Fighting a basically conventional war with conventional military terminology and philosophy, if not precisely conventional military tactics, as the Bush administration has done for the last four years, can have no effect on this methodology. al-Qaeda terrorists are infinitely angry and infinitely patient; a person who will sacrifice his life based on his belief in eternal reward has all the time in the world. At first, perhaps, they weren't able to take the kind of power they needed; nevertheless our short memories worked to their advantage. And once they had made an indelible impact once, they were able, and as long as they remain this furious will be able, to yank our chains, simultaneously holding us in thrall and allowing us to believe we're living normal lives. Basically, in order to live after September 11 in the United States, our only option was to accept terrorism as part of our daily lives. As long as terrorist attacks are a possibility (and neither the Bush administration nor any other will ever conclusively prove that they are not, because that's impossible), in some ways the terrorism *has* already won. It's accomplished what it set out to do. The task Bush has set for us in order for us to win is impossible. It's possible, I suppose, that there could be no major terrorist incidents for, say, seven years and then when there was another attack, it could be called a new war rather than simply another battle, but it's pretty much semantics. Short of eradicating the world, we can't win.
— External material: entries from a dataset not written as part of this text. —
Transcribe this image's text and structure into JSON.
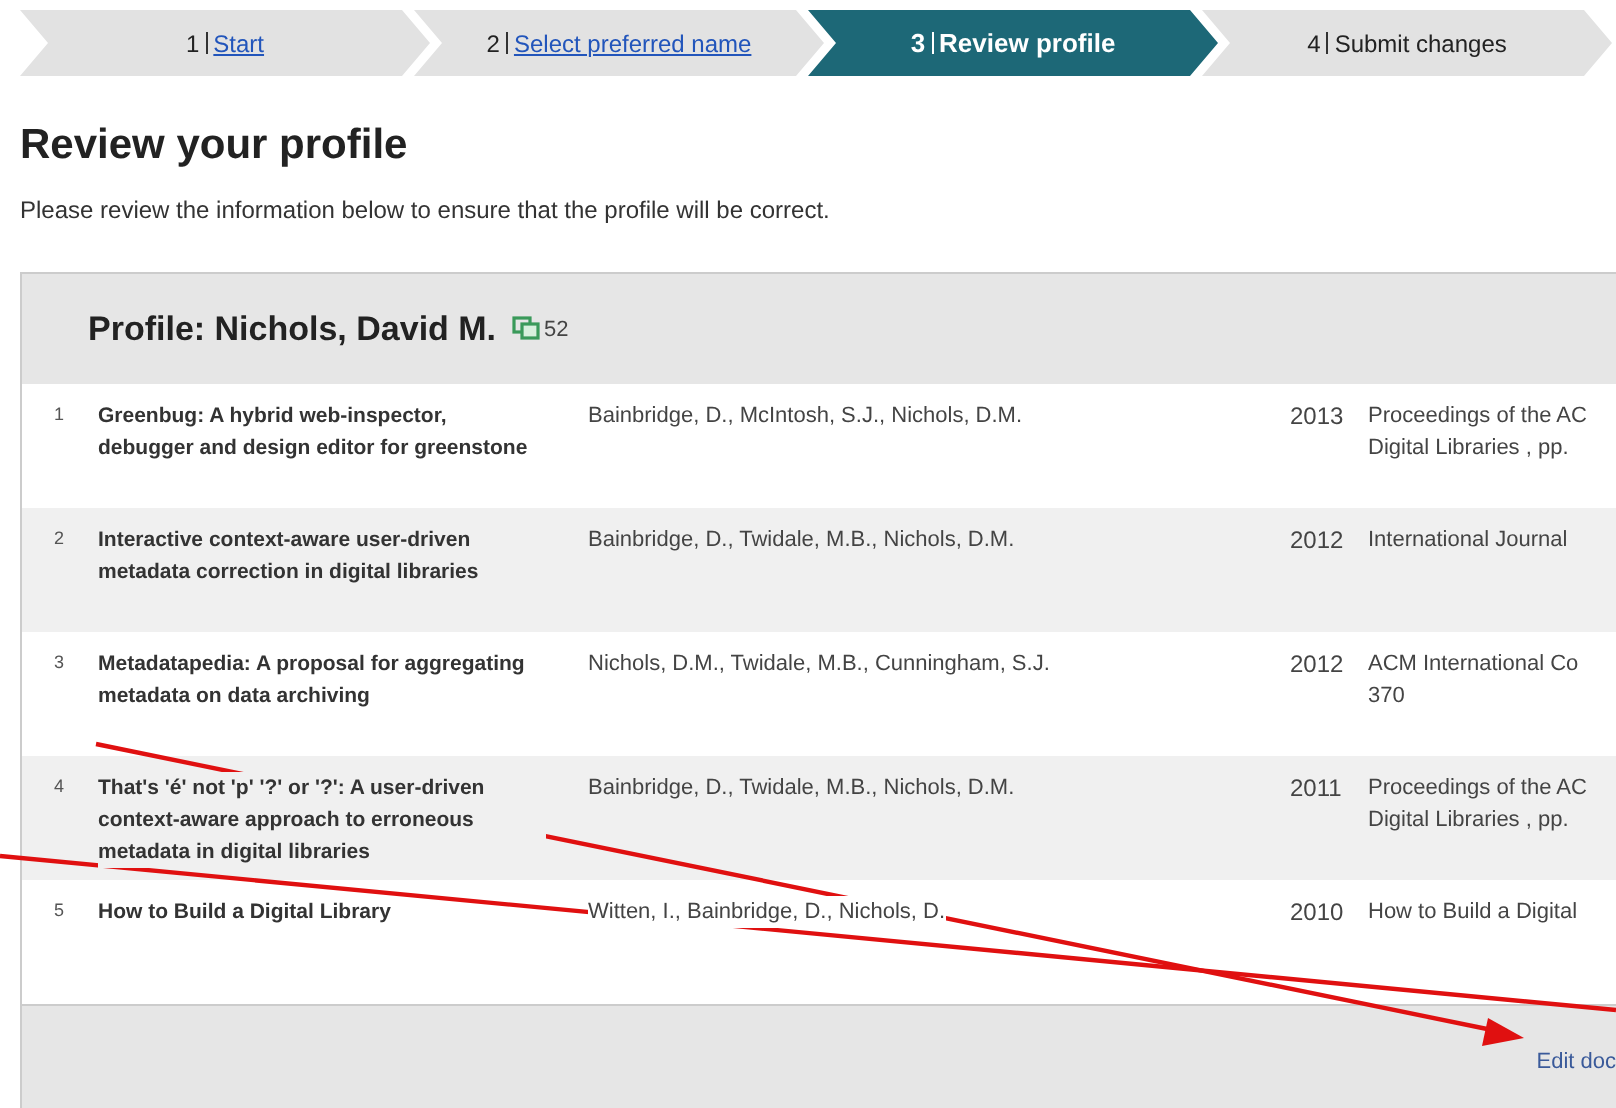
{
  "steps": [
    {
      "number": "1",
      "label": "Start",
      "link": true,
      "selected": false
    },
    {
      "number": "2",
      "label": "Select preferred name",
      "link": true,
      "selected": false
    },
    {
      "number": "3",
      "label": "Review profile",
      "link": false,
      "selected": true
    },
    {
      "number": "4",
      "label": "Submit changes",
      "link": false,
      "selected": false
    }
  ],
  "heading": "Review your profile",
  "intro": "Please review the information below to ensure that the profile will be correct.",
  "profile": {
    "title": "Profile: Nichols, David M.",
    "count": "52"
  },
  "publications": [
    {
      "number": "1",
      "title": "Greenbug: A hybrid web-inspector, debugger and design editor for greenstone",
      "authors": "Bainbridge, D., McIntosh, S.J., Nichols, D.M.",
      "year": "2013",
      "venue": [
        "Proceedings of the AC",
        "Digital Libraries , pp."
      ]
    },
    {
      "number": "2",
      "title": "Interactive context-aware user-driven metadata correction in digital libraries",
      "authors": "Bainbridge, D., Twidale, M.B., Nichols, D.M.",
      "year": "2012",
      "venue": [
        "International Journal"
      ]
    },
    {
      "number": "3",
      "title": "Metadatapedia: A proposal for aggregating metadata on data archiving",
      "authors": "Nichols, D.M., Twidale, M.B., Cunningham, S.J.",
      "year": "2012",
      "venue": [
        "ACM International Co",
        "370"
      ]
    },
    {
      "number": "4",
      "title": "That's 'é' not 'p' '?' or '?': A user-driven context-aware approach to erroneous metadata in digital libraries",
      "authors": "Bainbridge, D., Twidale, M.B., Nichols, D.M.",
      "year": "2011",
      "venue": [
        "Proceedings of the AC",
        "Digital Libraries , pp."
      ]
    },
    {
      "number": "5",
      "title": "How to Build a Digital Library",
      "authors": "Witten, I., Bainbridge, D., Nichols, D.",
      "year": "2010",
      "venue": [
        "How to Build a Digital"
      ]
    }
  ],
  "footer_link": "Edit doc"
}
(For more references on the unwinnable, please go
  • here
  • and read "U CAN'T WIN" by Octavio R.)

    Our only hope is to make people stop being angry at us. Which sounds inordinately simplistic and will have absolutely no short-term effect, but it's the only thing we can do that has any hope of changing anything ever. The basic tenet is the same as when individuals fight with individuals: we can't control what they're like. We have to accept what they are like, and control what we are like accordingly. People commiting terrorist acts are angry; their anger is justified and the actions they commit out of this anger are not. For purposes of conflict resolution that doesn't matter; our anger, too, is justified, but the actions and philosophies we espouse out of our anger will get us nowhere. We can show that we will defend ourselves, and we can mean it, but we also have to know and accept that no matter how ostensibly thorough our intelligence, terrorist acts, simply by their very nature, will slip through. We must therefore do everything we can to stop people from *wanting* to commit terrorist acts. Which, as I said, will not see results for quite a while. But once we acknowledge the realities of what terrorism is and does, it will lead us to know that exacerbating the anger of terrorists can be of no benefit to us.

    It'll happen again here, fairly soon. Not here where I am, but here in this country; New York or D.C. again, possibly Los Angeles. It'll happen in Germany and Italy, as al-Qaeda has publically warned, and though Germany and Italy will be better prepared to handle it when it comes than was New York four years ago (and yes, I am willing to say that Rudy Giuliani, whatever my deeply ambivalent feelings about him as a mayor and a politician in general, handled that catastrophe *extraordinarily* well, in addition to simply being superior to Bush about it in every way), they will not be able to prevent it from happening. We can't. If we foil one and congratulate ourselves on it, we'll congratulate ourselves for long enough that there will be another. If we attempt to continue watching at all times, our rallying cry becomes that of Harry Potter's Mad-Eye Moody--"CONSTANT VIGILANCE!" And that man was miserable for most of his life, and indeed was viciously attacked despite said vigilance and military skills. Vigilance, yes, but a constant state of anything threatens us. I'll quote Susan Sontag, writing immediately after September 11, 2001. She was derided then and would be now for the same reasons, but she spoke more solidly on this subject than anyone else I encountered (with the notable exception of poet Adam Zagajewski, but he wasn't writing about that particular event). "Who doubts that America is strong?" Sontag asked. "But that's not all America has to be."